What is Angiogenesis?
Angiogenesis is the formation of new blood vessels.
The process involves the growth of endothelial cells, which line the inside walls of blood vessels.
Angiogenesis is a normal and vital process in growth and development, but it also plays a role in several diseases, including cancers.
A blood supply is necessary for tumors to grow beyond a few millimeters in size and transition from a benign state to a malignant one. In other words, angiogenesis is a cause for concern with tumors because it feeds and sustains them.
Without a proper blood supply, a tumor wouldn’t be able to grow beyond a certain size or spread, so scientists are trying to find ways to block tumor angiogenesis.
NFCR Research Highlights
Dr. Harold F. Dvorak, who received NFCR funding for over 30 years, discovered that tumor cells secrete a vascular endothelial growth factor (VEGF) and this discovery provided the molecular basis for the field of angiogenesis. Dr. Dvorak’s discovery helped pave the way for research on anti-angiogenesis treatments that can halt and even reverse tumor growth.
In 2004, the first VEGF-targeting anti-angiogenic drug Avastin® was approved by the FDA for the treatment of colorectal cancer, and, today, in addition to colorectal cancer, Avastin is approved for the treatment of non-small cell lung cancer, renal cell carcinoma (a type of kidney cancer), the aggressive brain cancer glioblastoma multiforme (GBM) and certain types of cervical and ovarian cancers. More than 280 clinical trials are currently investigating the use of Avastin in over 50 tumor types.
NFCR-funded scientist Dr. Rakesk Jain’s seminal research demonstrated that anti-angiogenic therapy works by normalizing the abnormal, leaky blood vessels that usually surround and penetrate tumors.
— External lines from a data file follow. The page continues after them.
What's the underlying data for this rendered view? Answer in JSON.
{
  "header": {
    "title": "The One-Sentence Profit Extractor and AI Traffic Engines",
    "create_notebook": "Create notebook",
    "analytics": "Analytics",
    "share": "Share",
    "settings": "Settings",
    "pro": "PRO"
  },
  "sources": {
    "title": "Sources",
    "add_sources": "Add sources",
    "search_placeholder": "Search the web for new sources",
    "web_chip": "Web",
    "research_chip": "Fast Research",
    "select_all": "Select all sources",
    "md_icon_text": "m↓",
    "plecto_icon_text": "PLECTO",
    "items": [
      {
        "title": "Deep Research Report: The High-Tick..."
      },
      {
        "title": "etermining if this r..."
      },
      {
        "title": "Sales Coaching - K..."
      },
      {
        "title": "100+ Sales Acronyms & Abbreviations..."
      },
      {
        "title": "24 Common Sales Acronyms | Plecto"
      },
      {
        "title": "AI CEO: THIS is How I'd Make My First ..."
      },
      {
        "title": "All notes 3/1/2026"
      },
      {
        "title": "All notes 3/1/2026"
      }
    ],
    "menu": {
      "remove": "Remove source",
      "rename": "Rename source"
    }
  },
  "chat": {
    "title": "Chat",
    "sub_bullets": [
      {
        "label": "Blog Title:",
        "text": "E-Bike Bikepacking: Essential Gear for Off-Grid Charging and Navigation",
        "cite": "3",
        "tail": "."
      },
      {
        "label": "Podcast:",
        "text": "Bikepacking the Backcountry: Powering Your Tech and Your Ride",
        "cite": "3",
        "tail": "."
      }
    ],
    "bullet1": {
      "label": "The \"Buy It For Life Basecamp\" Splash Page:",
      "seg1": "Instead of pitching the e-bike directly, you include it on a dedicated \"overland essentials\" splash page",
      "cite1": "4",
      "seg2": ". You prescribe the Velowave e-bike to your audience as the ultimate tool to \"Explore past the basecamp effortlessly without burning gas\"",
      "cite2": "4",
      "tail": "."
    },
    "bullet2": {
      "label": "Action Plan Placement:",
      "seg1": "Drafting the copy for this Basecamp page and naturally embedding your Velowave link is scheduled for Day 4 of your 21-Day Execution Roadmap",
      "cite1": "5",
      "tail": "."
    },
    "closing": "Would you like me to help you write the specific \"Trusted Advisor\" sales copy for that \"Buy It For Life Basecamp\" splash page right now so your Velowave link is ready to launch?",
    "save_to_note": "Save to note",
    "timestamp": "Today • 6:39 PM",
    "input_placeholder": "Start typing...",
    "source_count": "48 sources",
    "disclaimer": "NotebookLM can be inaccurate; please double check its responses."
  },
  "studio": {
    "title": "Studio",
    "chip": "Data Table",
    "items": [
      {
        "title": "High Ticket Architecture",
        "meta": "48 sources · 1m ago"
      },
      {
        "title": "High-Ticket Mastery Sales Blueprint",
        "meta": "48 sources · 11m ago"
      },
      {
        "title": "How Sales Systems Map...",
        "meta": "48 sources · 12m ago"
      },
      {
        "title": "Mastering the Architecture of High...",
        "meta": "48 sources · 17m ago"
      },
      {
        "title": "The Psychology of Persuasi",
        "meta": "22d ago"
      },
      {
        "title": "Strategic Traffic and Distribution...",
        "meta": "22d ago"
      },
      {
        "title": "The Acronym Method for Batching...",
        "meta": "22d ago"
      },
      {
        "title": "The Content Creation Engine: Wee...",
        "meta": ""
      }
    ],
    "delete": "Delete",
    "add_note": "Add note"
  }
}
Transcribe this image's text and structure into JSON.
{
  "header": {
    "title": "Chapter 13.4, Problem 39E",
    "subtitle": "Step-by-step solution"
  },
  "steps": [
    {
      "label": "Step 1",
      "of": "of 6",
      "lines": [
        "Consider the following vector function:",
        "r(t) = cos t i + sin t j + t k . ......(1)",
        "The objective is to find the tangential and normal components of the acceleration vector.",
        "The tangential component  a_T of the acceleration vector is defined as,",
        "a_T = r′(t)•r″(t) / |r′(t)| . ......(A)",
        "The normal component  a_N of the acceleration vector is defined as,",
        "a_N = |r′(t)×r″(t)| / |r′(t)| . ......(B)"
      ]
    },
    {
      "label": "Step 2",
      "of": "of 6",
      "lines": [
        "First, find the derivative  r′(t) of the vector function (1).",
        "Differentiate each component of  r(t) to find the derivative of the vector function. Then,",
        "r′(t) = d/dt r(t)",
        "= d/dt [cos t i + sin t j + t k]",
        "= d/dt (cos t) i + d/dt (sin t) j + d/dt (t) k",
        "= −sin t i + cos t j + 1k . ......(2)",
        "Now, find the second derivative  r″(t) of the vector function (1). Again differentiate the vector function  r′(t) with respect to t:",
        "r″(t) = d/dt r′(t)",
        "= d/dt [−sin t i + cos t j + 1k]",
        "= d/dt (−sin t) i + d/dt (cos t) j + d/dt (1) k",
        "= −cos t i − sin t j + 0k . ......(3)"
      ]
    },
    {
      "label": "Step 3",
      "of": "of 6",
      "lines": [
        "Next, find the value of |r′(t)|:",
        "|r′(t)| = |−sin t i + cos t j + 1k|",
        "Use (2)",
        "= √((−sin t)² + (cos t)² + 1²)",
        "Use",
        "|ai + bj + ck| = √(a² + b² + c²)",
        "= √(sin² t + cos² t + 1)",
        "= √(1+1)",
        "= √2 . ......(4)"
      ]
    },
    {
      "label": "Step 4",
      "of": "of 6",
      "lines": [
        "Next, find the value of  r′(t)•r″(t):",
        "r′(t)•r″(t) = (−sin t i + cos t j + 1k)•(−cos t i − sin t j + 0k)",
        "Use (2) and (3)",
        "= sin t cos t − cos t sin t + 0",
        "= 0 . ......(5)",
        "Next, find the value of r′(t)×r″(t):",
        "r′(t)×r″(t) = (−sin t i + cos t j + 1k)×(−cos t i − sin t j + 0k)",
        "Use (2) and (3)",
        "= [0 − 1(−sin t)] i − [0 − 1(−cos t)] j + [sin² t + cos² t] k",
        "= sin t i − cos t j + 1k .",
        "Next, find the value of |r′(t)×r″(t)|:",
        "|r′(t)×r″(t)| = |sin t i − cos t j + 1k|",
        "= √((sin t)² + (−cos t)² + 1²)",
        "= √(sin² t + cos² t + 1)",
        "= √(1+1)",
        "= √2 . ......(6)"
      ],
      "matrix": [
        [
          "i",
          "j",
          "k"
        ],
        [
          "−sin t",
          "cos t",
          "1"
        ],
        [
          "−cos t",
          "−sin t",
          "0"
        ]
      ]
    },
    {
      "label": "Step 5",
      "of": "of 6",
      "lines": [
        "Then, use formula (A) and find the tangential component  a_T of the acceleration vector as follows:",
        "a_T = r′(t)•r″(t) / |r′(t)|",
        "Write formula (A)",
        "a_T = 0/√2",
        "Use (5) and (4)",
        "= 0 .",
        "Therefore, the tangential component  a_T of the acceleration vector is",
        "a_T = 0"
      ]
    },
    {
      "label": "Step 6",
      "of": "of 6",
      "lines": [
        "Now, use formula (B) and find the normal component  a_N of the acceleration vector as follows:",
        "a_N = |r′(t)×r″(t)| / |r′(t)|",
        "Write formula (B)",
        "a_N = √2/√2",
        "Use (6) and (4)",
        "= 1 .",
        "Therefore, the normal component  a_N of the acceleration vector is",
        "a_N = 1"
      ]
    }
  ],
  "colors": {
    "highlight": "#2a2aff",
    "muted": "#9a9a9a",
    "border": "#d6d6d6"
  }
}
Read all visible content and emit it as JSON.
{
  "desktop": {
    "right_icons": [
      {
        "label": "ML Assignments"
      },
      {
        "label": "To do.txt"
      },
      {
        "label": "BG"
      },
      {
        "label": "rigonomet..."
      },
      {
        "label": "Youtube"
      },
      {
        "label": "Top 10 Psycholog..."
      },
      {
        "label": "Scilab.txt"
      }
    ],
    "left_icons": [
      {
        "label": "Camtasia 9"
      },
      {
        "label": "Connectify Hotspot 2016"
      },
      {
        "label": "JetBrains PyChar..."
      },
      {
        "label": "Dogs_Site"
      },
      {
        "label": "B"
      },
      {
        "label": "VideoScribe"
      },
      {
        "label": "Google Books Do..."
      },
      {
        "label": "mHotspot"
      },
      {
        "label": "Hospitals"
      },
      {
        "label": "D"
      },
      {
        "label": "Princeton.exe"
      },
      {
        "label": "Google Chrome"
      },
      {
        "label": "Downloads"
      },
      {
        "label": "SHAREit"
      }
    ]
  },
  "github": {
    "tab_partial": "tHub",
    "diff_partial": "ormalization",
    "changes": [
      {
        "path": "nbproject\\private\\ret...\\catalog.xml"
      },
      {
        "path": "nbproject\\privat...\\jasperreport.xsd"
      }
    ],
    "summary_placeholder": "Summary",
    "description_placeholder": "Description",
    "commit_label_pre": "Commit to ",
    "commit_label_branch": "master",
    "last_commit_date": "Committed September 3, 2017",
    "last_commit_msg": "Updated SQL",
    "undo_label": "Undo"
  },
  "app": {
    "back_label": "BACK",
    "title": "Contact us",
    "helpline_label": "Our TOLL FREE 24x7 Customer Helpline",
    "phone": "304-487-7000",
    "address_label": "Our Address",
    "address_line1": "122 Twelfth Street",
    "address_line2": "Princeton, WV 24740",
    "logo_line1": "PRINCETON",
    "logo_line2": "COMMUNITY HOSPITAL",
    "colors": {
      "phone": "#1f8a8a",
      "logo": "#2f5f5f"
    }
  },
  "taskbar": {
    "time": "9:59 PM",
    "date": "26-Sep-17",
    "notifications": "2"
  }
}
This therapy improves the delivery of chemotherapy drugs, increases the oxygen content of cancer cells and makes radiation treatments more effective.
Dr. Jain is now focused on the role of angiogenesis in GBM, the deadliest form of brain cancer. Dr. Jain’s research is helping doctors better tailor the use of anti-angiogenic therapies by identifying the characteristics that cause resistance to anti-angiogenic therapy for GBM patients. Additionally, Dr. Jain and his team are aiming to identify molecular resistance pathways that may direct the development of new drugs that target these pathways and could extend the benefits of anti-angiogenic therapies for patients.